Yesterday I knew nothing about the playwright Gracie Gardner or The Hearth, a feminist theater company co-founded by Kenyon alums Julia Greer and Emma Miller. Today, after seeing Miller’s production of Gardner’s Athena at Jack in Clinton Hill, Brooklyn, starring Greer and the equally awesome actress Abby Awe, I want to see everything all these young women do. Gardner recently won the American Playwriting Foundation’s Relentless Award for a previous play, Pussy Sludge. Relentless is also an apt word for Athena, an 80-minute wolf-stare of a play that freezes you in its opening seconds and doesn’t really release you until the lights come up again.

Athena is about two teenage fencers who decide to train together in New York City for a national competition. Much of the physical action consists of actual épée-fencing that is very carefully staged and adroitly performed, as it has to be because vital dramatic questions turn on the outcomes of thrusts and bouts. The girls chat together for the first time after one of them bursts into tears after losing to the other. We then watch them gradually grow closer while practicing. They challenge each other physically, share innumerable facts, quirks, confidences, foibles, and observations, and also question each other’s tactics and values. Crucially, though, trust never fully gels between them.

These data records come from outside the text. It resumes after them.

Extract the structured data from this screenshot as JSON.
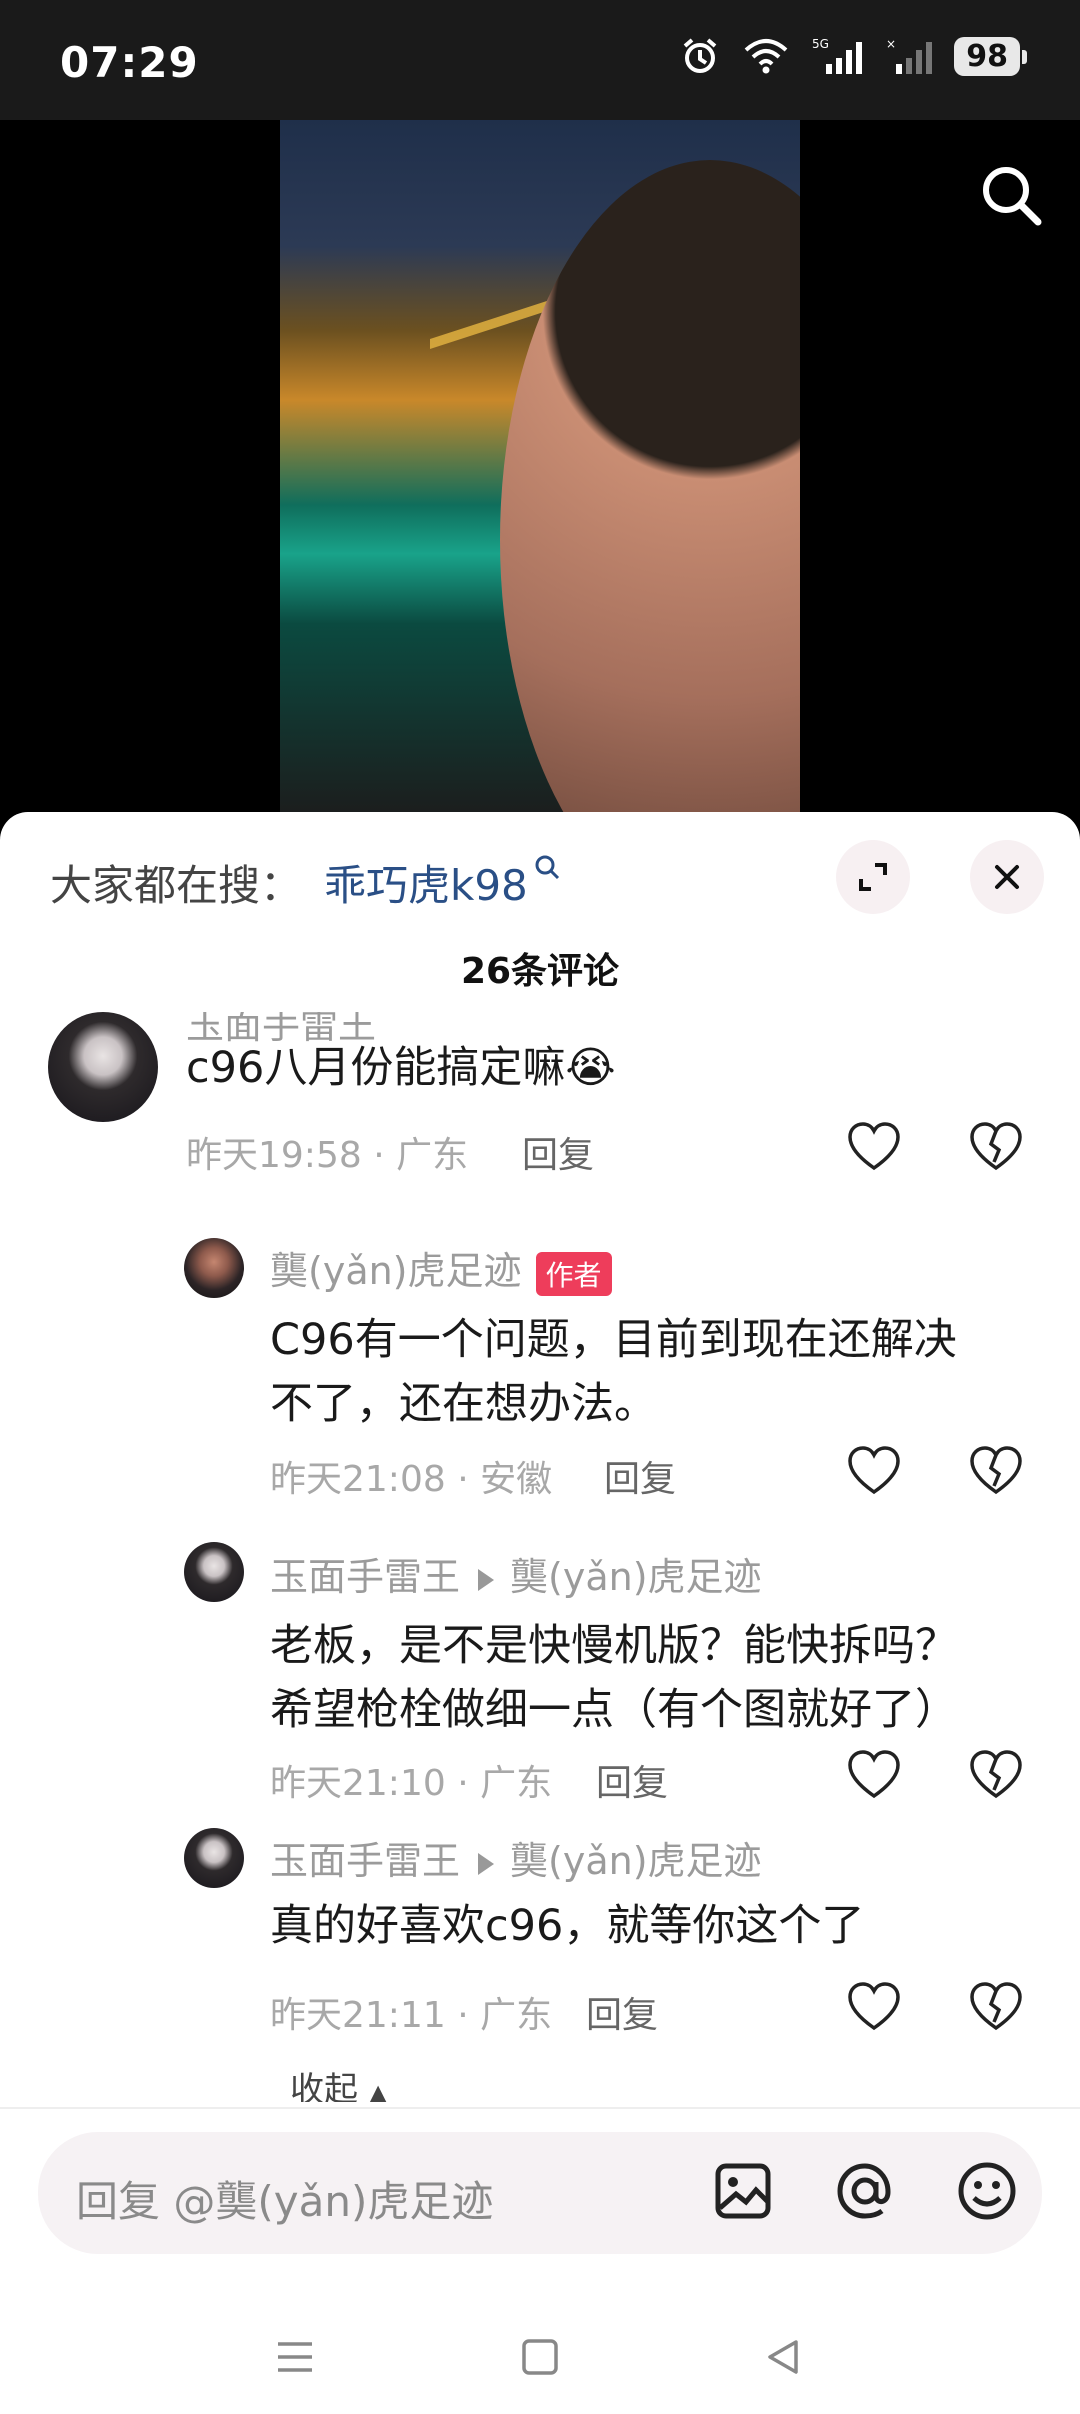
{
  "status_bar": {
    "time": "07:29",
    "battery": "98",
    "network": "5G"
  },
  "sheet": {
    "hot_search_label": "大家都在搜：",
    "hot_search_keyword": "乖巧虎k98",
    "comment_count": "26条评论"
  },
  "comments": [
    {
      "partial_name": "玉面手雷王",
      "text": "c96八月份能搞定嘛😭",
      "meta": "昨天19:58 · 广东",
      "reply": "回复"
    },
    {
      "name": "龑(yǎn)虎足迹",
      "tag": "作者",
      "text_line1": "C96有一个问题，目前到现在还解决",
      "text_line2": "不了，还在想办法。",
      "meta": "昨天21:08 · 安徽",
      "reply": "回复"
    },
    {
      "name": "玉面手雷王",
      "reply_to": "龑(yǎn)虎足迹",
      "text_line1": "老板，是不是快慢机版？能快拆吗？",
      "text_line2": "希望枪栓做细一点（有个图就好了）",
      "meta": "昨天21:10 · 广东",
      "reply": "回复"
    },
    {
      "name": "玉面手雷王",
      "reply_to": "龑(yǎn)虎足迹",
      "text": "真的好喜欢c96，就等你这个了",
      "meta": "昨天21:11 · 广东",
      "reply": "回复"
    }
  ],
  "collapse_label": "收起",
  "input": {
    "placeholder": "回复 @龑(yǎn)虎足迹"
  },
  "icons": {
    "search": "search-icon",
    "expand": "expand-icon",
    "close": "close-icon",
    "like": "heart-icon",
    "dislike": "broken-heart-icon",
    "image": "image-icon",
    "mention": "at-icon",
    "emoji": "emoji-icon",
    "menu": "menu-icon",
    "home": "home-icon",
    "back": "back-icon"
  },
  "colors": {
    "keyword": "#2a4f86",
    "author_tag": "#ee3d5b",
    "sheet_bg": "#ffffff"
  }
}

Mary Wallace (Awe) and Athena (Greer) ought to be besties, if only because five hours of daily training together leave little time for other friends, but caution and competitiveness hang in the air between them like referee whistles. There is a class difference. Mary Wallace buses in from Teaneck, NJ, cares a lot about homework, has an intact family she likes, and wants to be an environmental lawyer, whereas Athena lives with her tuned-out, chain-smoking single dad in cramped NYC apartment, has adopted a goddess’ name (she won’t reveal her real one), and doesn’t seem sure about college. Other differences may weigh even more heavily. Mary Wallace, for instance, is short, shrewd and virginal while Athena is tall, muscular and (in Mary Wallace’s words) “advanced.” Awe and Greer make these characters so intimately vivid and particular you feel as if you’re eavesdropping on them in the gym.

It would give away too much to spell out where the tension leads. Suffice it to say that being true to oneself in the spirit of pure competition figures centrally in the climax, whose outcome is reflected by the wonderfully innocent and clarifying reactions of a surprising third character, Jamie (Eva Ravenal), who enters briefly in the final scene.

Athena shares certain basic features with last year’s Pulitzer finalist, Sarah DeLappe’s The Wolves, which also deals with trust, loyalty, and burgeoning adulthood among girl athletes (soccer players) who practice in front of us onstage. Gardner’s play is in some ways sharper, though, partly because the cast is smaller but also because fencing is just easier than soccer drills to pull off realistically in a theater. In any case, rumor has it that this fantastic show may extend its sold-out run. I hope it does, because it deserves that, and more.

 

This article originally appeared in Jonathan Kalb on February 26, 2018, and has been reposted with permission.

This post was written by the author in their personal capacity.The opinions expressed in this article are the author’s own and do not reflect the view of The Theatre Times, their staff or collaborators.